PHENOLOGY: No clear seasonality has been observed. Initiation of Fowering has been observed in the month of January, corresponding with a dryer climatic period in the region. However Fowering has continued until April, June, July and September, resulting in inForescences of up to 150 Fowers. Natural fertilization has been observed of 6-18 % of Fowers in an inForescence.

EPONYMY: This species is dedicated to Luis Álvaro Rivas, a local farmer committed to sustainable agricultural practices and biodiversity preservation.

The type specimen consists of the collection R. T. Gonzalez 1118 from Buenaventura, and N. H. Ospina 466 from Bahia Malaga, with pictures taken by F. Molineros-Hurtado.

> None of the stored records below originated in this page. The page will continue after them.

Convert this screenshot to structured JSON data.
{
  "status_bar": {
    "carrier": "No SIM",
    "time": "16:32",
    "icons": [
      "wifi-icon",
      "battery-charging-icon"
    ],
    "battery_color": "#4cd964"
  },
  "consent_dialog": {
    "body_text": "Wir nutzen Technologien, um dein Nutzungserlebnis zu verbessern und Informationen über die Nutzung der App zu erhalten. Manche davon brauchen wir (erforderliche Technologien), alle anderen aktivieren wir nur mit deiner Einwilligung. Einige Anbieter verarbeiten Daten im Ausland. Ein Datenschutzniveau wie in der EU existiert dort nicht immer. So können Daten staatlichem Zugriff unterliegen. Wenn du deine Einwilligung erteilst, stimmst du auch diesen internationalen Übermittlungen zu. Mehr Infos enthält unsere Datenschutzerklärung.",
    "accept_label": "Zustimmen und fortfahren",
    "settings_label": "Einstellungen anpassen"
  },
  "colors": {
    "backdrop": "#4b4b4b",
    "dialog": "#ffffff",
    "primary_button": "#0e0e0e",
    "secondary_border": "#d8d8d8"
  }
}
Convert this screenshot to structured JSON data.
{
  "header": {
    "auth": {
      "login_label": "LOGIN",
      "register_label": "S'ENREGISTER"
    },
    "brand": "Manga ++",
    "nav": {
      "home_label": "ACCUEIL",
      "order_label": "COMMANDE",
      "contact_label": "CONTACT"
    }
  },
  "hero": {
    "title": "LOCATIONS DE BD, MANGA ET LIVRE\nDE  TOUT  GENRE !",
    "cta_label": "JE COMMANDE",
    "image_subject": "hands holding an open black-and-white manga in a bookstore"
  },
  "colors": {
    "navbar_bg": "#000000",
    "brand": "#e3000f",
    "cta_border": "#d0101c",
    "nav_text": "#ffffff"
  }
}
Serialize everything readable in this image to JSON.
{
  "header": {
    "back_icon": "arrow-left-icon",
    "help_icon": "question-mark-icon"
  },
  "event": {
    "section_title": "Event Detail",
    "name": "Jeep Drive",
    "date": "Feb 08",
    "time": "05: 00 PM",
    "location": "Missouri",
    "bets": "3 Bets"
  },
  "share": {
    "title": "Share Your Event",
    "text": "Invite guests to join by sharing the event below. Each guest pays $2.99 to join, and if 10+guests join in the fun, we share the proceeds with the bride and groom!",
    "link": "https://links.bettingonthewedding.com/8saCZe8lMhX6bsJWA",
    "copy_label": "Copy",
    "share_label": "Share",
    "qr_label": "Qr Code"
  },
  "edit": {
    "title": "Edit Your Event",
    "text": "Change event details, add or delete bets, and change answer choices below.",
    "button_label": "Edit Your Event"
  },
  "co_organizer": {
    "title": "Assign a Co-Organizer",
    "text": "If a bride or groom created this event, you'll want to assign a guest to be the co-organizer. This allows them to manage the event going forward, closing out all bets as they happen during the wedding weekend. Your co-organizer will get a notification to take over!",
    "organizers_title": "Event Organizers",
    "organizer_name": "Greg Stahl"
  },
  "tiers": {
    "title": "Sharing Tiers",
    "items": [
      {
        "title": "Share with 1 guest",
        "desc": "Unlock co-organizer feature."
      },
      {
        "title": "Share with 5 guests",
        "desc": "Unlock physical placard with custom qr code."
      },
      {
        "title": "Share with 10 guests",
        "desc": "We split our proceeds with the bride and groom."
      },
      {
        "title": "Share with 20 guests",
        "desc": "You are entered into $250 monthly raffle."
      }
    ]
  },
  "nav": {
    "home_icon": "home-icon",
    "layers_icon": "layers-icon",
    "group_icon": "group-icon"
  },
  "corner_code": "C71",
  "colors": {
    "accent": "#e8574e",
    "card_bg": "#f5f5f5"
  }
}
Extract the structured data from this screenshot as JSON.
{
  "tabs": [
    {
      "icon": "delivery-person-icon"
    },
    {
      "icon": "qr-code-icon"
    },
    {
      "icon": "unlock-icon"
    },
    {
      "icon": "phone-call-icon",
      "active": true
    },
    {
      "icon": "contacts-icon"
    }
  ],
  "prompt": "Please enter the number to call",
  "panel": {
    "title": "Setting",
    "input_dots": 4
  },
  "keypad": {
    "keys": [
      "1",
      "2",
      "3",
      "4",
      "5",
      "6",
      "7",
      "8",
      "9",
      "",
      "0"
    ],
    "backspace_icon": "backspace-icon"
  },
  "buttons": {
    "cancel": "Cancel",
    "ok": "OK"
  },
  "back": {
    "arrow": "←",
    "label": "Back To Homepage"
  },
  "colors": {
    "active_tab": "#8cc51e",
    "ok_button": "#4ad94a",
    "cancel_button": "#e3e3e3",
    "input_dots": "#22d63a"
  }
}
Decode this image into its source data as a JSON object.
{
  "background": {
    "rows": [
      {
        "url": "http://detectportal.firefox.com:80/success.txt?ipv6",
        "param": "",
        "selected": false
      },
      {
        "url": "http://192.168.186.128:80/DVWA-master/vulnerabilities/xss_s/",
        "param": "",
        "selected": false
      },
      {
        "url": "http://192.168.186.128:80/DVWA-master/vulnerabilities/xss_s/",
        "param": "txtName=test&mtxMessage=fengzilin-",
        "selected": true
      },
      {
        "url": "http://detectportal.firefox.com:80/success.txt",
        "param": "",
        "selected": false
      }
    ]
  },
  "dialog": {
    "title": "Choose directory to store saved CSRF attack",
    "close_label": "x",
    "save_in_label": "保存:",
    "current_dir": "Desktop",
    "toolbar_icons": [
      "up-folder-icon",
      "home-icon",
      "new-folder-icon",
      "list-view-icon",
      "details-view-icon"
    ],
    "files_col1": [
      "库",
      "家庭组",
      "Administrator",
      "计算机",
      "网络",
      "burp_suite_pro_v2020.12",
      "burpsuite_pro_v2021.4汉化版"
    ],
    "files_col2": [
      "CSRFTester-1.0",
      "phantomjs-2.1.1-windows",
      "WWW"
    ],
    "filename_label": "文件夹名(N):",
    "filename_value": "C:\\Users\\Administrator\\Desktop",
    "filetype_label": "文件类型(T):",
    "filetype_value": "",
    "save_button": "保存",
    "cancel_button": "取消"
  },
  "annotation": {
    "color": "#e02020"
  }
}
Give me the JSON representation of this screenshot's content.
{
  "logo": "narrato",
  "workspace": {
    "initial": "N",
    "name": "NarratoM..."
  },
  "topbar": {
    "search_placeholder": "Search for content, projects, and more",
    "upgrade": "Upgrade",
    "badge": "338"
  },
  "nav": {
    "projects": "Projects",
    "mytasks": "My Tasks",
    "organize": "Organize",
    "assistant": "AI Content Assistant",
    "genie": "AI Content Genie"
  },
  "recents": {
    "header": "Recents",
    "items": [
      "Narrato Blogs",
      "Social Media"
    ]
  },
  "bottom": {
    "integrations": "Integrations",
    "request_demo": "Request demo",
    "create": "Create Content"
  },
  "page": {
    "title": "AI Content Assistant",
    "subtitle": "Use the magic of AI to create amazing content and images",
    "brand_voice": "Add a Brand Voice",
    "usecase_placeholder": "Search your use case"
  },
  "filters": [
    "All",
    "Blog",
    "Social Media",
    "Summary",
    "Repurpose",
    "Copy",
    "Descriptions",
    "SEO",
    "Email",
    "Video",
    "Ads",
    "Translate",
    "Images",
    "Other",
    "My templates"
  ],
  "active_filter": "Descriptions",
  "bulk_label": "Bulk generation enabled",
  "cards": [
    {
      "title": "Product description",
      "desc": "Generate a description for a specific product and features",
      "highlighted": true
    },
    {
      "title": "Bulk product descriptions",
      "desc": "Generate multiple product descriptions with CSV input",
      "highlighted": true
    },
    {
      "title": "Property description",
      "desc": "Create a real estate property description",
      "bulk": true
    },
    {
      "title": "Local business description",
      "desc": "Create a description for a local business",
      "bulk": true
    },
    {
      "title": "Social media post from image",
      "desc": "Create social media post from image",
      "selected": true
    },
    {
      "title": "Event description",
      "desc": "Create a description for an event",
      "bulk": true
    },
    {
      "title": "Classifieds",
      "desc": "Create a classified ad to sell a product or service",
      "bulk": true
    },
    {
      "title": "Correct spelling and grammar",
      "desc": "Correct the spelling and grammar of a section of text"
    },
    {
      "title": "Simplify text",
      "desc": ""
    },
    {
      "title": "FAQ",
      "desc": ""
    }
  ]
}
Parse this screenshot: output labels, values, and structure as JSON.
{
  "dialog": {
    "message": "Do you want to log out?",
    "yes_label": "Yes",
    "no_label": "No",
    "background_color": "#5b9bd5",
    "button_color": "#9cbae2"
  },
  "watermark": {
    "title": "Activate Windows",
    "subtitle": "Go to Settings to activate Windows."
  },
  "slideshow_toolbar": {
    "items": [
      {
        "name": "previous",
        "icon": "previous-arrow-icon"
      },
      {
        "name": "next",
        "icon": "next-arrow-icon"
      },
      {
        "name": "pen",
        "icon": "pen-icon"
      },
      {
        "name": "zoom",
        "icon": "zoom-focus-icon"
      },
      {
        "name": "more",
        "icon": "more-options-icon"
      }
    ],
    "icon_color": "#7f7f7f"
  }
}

Vanilla rivasii Molineros-Hurtado, González, Flanagan & Otero  belongs within Vanilla  subgenus Xanata. Vanilla rivasii  has affinity to the V. hostmannii  group, possessing the thickened veins in the lip apex and the distichous arrangement of the basal bracts of the inForescence characteristic of this group. Vanilla rivasii  may be distinguished from the other Vanilla  species in the group by the frequent terminal position of the inForescence, although occasionally this can be lateral. The bracts of the inForescence are smaller than those of related species such as V. cribbiana Soto-Arenas  , V. ruiziana Klotzsch  , and the sympatric V. dressleri Soto-Arenas. Flowers  are larger, with deeply recurved sepals. The lateral sepals are fused in the basal third. The mid-lobe of the labellum is conspicuously bilobulated with a thickened axial cushion near the apex bearing 7-8 thickened veins with papilose texture extending into the lateral lobes. Vanilla rivasii  is morphologically most similar to V. cribbiana  but differs from this species in the fused lateral sepals in the basal third, the bi-lobed shape of the central lobe of the labellum and the greater number of thickened veins. Vanilla rivasii  differs from the sympatric species V. dressleri  in the tri-lobed labellum and non-granulose sepals. Additionally, the living Fower of V. rivasii  has much less conspicuous orange longitudinal stripes on the labellum than those of V. dressleri  . Vanilla rivasii  is more heliophytic than V. dressleri  , with subcoriaceous, deep green, smooth leaves. It differs from V. ruiziana  from Peru and Bolivia which has an ovate mid lobe of the lip, and 1-3 thickened veins on the lip apex. Vanilla rivasii  plants have been documented with terminal inForescences producing up to 150 Fowers (less in lateral inForescences), compared with a maximum recorded for V. hostmannii  of 60, and for V. cribbiana  , and V. dressleri  of ca. 10, and rarely up to 30 Fowers. Mature fruits are dehiscent.